The opening title sequence of Catwoman evokes a mythos that has linked cats to women as far back as ancient Egypt. There isn’t much weight given to this relationship, but the cat lady played by Frances Conroy in the film offers Berry’s pussy a dissertation on the duality of woman: Because women are ostensibly meant to be both docile and ferocious (you know, not just patient), then the old hag’s glamorous cat exists to make Berry’s character a little less vanilla. But screenwriters John Brancato and Mike Ferris and director Pitof don’t exactly deepen Patience as much as they exoticize her. This is a film that confuses diva posturing for self-actualization. Before her death, Patience was a nerd; after death, the equally one-dimensional creature struts through rooms and rooftops like an extra in Beyoncé‘s “Crazy in Love” video.
Because Patience is so severed from her felineness throughout the film, her experience hardly counts as an existential one—this Catwoman seems to exist not for her own sake, but to sex-up men and battle women who, while just as ferocious as she is, lack the moral scruples that would make men want to domesticate them. Equally disconnected is Catwoman’s nemesis Laurel Hedare (a hysterical Sharon Stone), an ex-model who sells deceit to women and whose struggle with her waning youth is actually more thought-out than Patience’s own battle with her complicated humanity. “I’m used to doing all kinds of things I don’t want to do,” confesses Hedare, standing before large glamour shots of her former self. Pitof evokes a duality between the past and the present in this sequence that’s certainly more complex (and fabulous) than Catwoman’s own character issues.

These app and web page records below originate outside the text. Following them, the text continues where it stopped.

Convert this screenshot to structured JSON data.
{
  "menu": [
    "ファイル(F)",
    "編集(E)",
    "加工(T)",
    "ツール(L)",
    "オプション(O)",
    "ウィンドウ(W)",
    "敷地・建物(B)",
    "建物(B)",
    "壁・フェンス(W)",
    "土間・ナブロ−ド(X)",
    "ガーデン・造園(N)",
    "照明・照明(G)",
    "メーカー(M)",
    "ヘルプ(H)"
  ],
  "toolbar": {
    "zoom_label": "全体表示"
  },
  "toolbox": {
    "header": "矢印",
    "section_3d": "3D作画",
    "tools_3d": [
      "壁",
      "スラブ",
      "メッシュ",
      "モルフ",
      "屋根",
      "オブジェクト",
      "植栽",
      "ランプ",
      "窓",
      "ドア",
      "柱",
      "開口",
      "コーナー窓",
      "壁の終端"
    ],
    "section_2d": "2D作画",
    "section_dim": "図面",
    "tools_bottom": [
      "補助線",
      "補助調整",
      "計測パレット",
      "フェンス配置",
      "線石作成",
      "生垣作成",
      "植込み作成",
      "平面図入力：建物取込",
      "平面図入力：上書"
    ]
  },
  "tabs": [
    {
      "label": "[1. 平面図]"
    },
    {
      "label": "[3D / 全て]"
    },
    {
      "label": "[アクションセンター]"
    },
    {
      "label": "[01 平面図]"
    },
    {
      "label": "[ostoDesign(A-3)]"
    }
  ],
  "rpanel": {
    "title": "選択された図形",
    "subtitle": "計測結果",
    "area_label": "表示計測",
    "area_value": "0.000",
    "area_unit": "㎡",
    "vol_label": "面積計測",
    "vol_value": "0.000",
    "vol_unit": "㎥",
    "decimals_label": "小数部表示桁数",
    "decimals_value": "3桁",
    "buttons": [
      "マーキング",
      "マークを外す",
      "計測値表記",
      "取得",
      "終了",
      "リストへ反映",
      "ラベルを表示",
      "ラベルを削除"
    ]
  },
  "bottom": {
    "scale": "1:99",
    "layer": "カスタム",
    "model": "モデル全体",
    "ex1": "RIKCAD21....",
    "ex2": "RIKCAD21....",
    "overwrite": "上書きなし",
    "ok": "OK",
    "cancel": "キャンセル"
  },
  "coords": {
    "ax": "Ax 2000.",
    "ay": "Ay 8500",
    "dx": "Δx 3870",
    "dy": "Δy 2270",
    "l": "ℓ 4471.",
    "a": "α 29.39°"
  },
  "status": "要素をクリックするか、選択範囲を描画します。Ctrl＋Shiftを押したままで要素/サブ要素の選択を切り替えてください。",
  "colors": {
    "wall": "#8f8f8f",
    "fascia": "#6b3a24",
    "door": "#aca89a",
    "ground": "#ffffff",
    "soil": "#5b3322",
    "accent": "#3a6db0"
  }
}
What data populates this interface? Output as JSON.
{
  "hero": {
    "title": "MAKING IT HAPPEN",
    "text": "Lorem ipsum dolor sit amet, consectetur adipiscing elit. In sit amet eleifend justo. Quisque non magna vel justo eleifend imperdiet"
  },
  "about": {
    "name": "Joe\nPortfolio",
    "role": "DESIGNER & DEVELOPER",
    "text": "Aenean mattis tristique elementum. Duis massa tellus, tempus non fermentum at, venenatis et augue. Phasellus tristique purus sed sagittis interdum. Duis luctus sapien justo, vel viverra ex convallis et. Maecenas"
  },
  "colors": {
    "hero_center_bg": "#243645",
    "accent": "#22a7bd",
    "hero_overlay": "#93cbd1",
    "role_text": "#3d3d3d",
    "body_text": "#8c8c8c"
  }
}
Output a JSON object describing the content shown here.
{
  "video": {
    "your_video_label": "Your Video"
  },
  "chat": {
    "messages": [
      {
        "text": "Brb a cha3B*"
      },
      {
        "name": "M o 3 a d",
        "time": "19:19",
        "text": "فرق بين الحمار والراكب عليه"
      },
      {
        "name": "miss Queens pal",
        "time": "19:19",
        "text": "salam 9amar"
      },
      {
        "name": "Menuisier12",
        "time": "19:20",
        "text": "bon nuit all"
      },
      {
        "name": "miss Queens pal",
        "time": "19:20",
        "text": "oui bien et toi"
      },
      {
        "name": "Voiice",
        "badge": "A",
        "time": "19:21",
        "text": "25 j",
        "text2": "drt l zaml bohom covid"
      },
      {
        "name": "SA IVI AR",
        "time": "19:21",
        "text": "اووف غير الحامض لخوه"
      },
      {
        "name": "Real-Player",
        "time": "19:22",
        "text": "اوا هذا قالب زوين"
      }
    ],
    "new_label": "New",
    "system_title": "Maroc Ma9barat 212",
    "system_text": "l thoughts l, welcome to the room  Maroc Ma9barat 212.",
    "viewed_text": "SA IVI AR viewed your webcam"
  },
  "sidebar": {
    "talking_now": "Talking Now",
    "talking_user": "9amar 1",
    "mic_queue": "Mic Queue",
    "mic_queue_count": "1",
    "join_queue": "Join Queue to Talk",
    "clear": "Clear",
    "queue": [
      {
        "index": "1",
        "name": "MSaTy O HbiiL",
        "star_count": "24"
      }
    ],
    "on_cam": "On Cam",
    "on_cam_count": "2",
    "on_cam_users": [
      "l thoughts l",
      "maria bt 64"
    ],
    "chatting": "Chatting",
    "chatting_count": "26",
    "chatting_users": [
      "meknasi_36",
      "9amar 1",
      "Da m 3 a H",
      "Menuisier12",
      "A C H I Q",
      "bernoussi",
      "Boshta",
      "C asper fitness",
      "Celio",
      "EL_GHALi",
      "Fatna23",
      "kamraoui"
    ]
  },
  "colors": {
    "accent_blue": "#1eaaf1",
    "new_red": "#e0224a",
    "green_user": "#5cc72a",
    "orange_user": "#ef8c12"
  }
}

Pitof’s aesthetic is all over the place: Berry’s scenes with Alex Borstein play like a bad Fox comedy, while the CGI-laden sequences in the film often bring to mind cut scenes from a Playstation game. Indeed, what is Hedare but the final boss in a video game that plays itself? Pitof’s visuals, while not original, are appropriately inhuman in their anxiousness. The same can’t be said about the film’s soundtrack. What with all the urban music used in the film to underscore the cheesy games Berry and Benjamin Bratt play with each other (on and off a ghetto basketball court), Catwoman sometimes feels as if it’s been pieced together from a dozen or so Ally McBeal parodies trying to pose as hip-hop videos. I suppose one could argue that Pitof is to be rewarded for working into this film about sparring dualities an aesthetic that suffers itself from an identity crisis: the images think white but the soundtrack thinks black.